------ Given records

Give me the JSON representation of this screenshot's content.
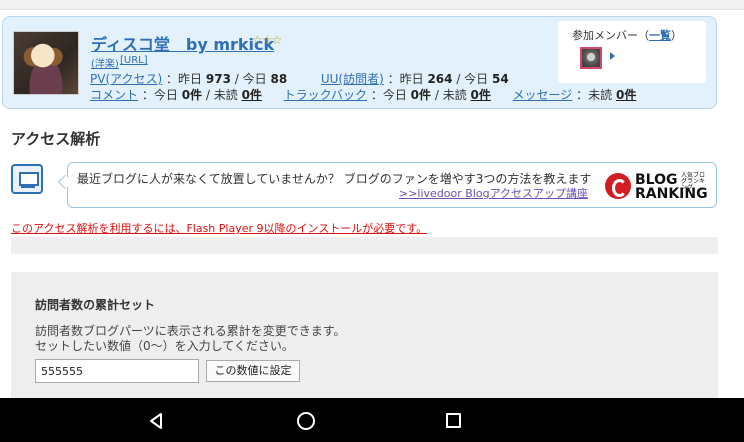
{
  "profile": {
    "blog_title": "ディスコ堂　by mrkick",
    "stars": "☆☆☆",
    "tag1": "(洋楽)",
    "tag2": "[URL]",
    "pv_label": "PV(アクセス)",
    "pv_yesterday_label": "：昨日",
    "pv_yesterday": "973",
    "pv_today_label": "/ 今日",
    "pv_today": "88",
    "uu_label": "UU(訪問者)",
    "uu_yesterday_label": "：昨日",
    "uu_yesterday": "264",
    "uu_today_label": "/ 今日",
    "uu_today": "54",
    "comment_label": "コメント",
    "comment_today_label": "：今日",
    "comment_today": "0件",
    "comment_unread_label": "/ 未読",
    "comment_unread": "0件",
    "trackback_label": "トラックバック",
    "trackback_today_label": "：今日",
    "trackback_today": "0件",
    "trackback_unread_label": "/ 未読",
    "trackback_unread": "0件",
    "message_label": "メッセージ",
    "message_unread_label": "：未読",
    "message_unread": "0件",
    "member_label": "参加メンバー（",
    "member_list_link": "一覧",
    "member_label_end": "）"
  },
  "section_title": "アクセス解析",
  "promo": {
    "text": "最近ブログに人が来なくて放置していませんか？ ブログのファンを増やす3つの方法を教えます",
    "link": ">>livedoor Blogアクセスアップ講座",
    "brand_line1": "BLOG",
    "brand_small": "人気ブログランキング",
    "brand_line2": "RANKING"
  },
  "flash_warning": "このアクセス解析を利用するには、Flash Player 9以降のインストールが必要です。",
  "counter": {
    "title": "訪問者数の累計セット",
    "desc1": "訪問者数ブログパーツに表示される累計を変更できます。",
    "desc2": "セットしたい数値（0〜）を入力してください。",
    "input_value": "555555",
    "button_label": "この数値に設定"
  }
}
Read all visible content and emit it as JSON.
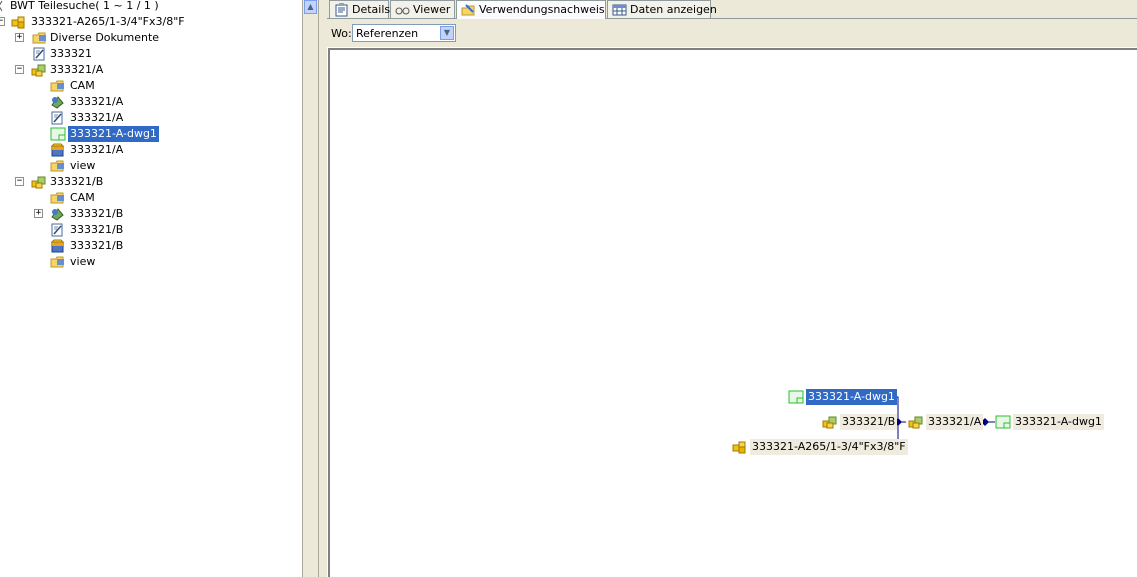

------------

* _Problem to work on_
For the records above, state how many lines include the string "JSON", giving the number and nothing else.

* _Response to the exercise_
2